At the same time, we have begun to make progress toward more appropriately inclusive and specific casting. In Eclipsed, for example, all five cast members identified as emigrants from or first-generation descendants of Africa or the African diaspora. In 2018/19, we engaged in a thorough process to cast a trans/non-binary actor in the role of Mia in Things I Know To Be True, and also hired a trans casting director and cultural consultant who advised our work throughout the process. Our productions of West Side Story, The Legend of Georgia McBride, and Hedwig and the Angry Inch enlisted offstage consultants to share relevant stories and experiences with production teams.
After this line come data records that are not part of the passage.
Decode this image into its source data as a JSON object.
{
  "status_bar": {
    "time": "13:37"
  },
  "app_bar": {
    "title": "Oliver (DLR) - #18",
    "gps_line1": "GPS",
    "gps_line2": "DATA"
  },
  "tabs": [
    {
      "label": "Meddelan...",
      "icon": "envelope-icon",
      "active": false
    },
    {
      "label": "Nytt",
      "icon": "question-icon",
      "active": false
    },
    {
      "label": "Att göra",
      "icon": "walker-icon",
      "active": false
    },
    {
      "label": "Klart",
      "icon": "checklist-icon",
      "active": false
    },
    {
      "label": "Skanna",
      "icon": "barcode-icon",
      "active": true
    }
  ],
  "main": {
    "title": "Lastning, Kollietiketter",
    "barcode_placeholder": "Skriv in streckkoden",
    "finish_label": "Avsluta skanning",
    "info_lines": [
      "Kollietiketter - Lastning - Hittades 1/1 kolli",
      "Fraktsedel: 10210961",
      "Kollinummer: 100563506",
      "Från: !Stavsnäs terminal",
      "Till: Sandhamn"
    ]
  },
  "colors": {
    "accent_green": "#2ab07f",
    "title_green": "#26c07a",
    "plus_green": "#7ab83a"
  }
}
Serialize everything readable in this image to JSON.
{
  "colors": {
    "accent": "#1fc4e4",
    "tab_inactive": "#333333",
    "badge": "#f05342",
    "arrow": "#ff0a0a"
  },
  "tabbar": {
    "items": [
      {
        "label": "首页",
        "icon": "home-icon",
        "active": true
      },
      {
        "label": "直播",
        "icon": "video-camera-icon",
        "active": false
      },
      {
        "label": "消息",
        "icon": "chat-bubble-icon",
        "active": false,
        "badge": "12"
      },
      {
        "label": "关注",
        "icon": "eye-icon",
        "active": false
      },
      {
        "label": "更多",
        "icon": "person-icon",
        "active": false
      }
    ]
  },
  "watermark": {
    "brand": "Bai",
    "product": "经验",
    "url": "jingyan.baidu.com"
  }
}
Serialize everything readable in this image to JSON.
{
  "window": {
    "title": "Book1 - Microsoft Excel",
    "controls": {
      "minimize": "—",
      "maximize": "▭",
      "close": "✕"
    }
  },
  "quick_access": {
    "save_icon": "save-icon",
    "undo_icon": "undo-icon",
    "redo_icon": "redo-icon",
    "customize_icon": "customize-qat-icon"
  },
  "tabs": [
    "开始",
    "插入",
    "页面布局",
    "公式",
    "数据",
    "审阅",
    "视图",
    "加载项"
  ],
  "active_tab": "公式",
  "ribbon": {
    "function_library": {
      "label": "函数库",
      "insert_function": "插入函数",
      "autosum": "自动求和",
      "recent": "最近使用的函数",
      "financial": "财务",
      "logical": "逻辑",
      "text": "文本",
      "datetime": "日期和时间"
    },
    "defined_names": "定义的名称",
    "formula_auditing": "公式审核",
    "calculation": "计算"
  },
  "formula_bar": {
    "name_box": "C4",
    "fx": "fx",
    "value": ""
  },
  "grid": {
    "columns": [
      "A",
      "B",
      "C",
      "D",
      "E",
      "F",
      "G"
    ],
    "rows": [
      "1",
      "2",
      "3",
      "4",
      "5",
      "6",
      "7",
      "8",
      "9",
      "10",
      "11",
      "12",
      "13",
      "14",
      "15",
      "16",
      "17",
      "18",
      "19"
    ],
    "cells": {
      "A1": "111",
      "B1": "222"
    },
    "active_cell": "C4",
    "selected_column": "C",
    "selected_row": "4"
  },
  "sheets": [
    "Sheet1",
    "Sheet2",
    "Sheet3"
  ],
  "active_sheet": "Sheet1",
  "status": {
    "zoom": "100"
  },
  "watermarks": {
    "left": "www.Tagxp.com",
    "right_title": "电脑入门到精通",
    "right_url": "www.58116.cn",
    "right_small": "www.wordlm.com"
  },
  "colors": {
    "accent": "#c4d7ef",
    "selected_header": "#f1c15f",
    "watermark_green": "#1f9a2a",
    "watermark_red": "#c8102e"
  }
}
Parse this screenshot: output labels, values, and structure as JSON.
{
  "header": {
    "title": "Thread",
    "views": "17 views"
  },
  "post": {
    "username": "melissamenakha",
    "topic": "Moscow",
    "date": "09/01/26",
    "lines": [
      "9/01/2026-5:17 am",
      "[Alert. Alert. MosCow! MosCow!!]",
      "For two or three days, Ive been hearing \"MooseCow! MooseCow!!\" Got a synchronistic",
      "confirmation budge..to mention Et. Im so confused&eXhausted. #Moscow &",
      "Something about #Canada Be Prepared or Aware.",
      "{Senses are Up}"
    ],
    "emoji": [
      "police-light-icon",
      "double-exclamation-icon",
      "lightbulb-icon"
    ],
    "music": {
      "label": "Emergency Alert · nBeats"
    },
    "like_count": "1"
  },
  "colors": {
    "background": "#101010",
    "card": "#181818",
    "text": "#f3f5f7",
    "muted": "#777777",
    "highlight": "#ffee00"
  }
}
Of note, all of these artists were compensated for their efforts, a change in internal policy that we adopted a few seasons ago.

Since 2018, we have begun to invest in hiring offstage personnel with a greater eye toward cultural specificity, including Latinx choreographers, associate choreographers, and voice and text directors for In the Heights and West Side Story and Black artists to design hair and wigs and direct voice and text for Eclipsed.

As we express our core belief that Black Lives Matter, we also reiterate our fundamental commitment to the idea that representation matters, both on and off stage.

John (Jack) D. Lewis New Play Development Program

In our work to develop new important works for the theatrical canon, we have in recent years commissioned 16 new works including works from 7 women and 8 BIPOC (4 Black, 1 Asian, 1 Middle-Eastern, 2 Latinx). Commissions include: Five Presidents (Rick Cleveland); American Song (Joanna Murray-Smith); Sirens of Song (Kevin Ramsey); Under the Hoan Bridge (Catherine Trieschmann); George and Emily (Jon Daly); The Not-So-Accidental Conviction of Eleven Milwaukee Anarchists (Martín Zimmerman);  Tama’s Empanadas (KJ Sanchez); Mark Twain’s River of Song (Randal Myler and Dan Wheetman); Hootenanny: The Musicale (David Lutken); New Age (Dael Orlandersmith); Run Bambi Run (Eric Simonson and Gordon Gano); The Nativity Variations (Catherine Trieschmann); Wife of a Salesman (Eleanor Burgess); Parental Advisory (Idris Goodwin); American Dervish (Ayad Akhtar and Mark Clements); Untitled (Lloyd Suh). 

In 2020, our “From Our Home to Your Home” program included 20 commissions including 11 female identifying writers and 12 BIPOC (5 Black, 4 Asian and 3 Latinx) writers including: Kellen Blair, Joe Kinosian, Rick Cleveland, Idris Goodwin, Kirsten Greenidge, Lauren Gunderson, Marie Kohler, Joanna Murray-Smith, Dael Orlandersmith, Liliana Padilla, Omalolu Fiki, A. Rey Pamatmat, Adam Seidel, Lloyd Suh, Catherine Trieschmann, Lauren Yee, Martin Zimmerman, Benjamin Benne, Gina Fermia, Cori Thomas, Jon Rua and Rajiv Joseph.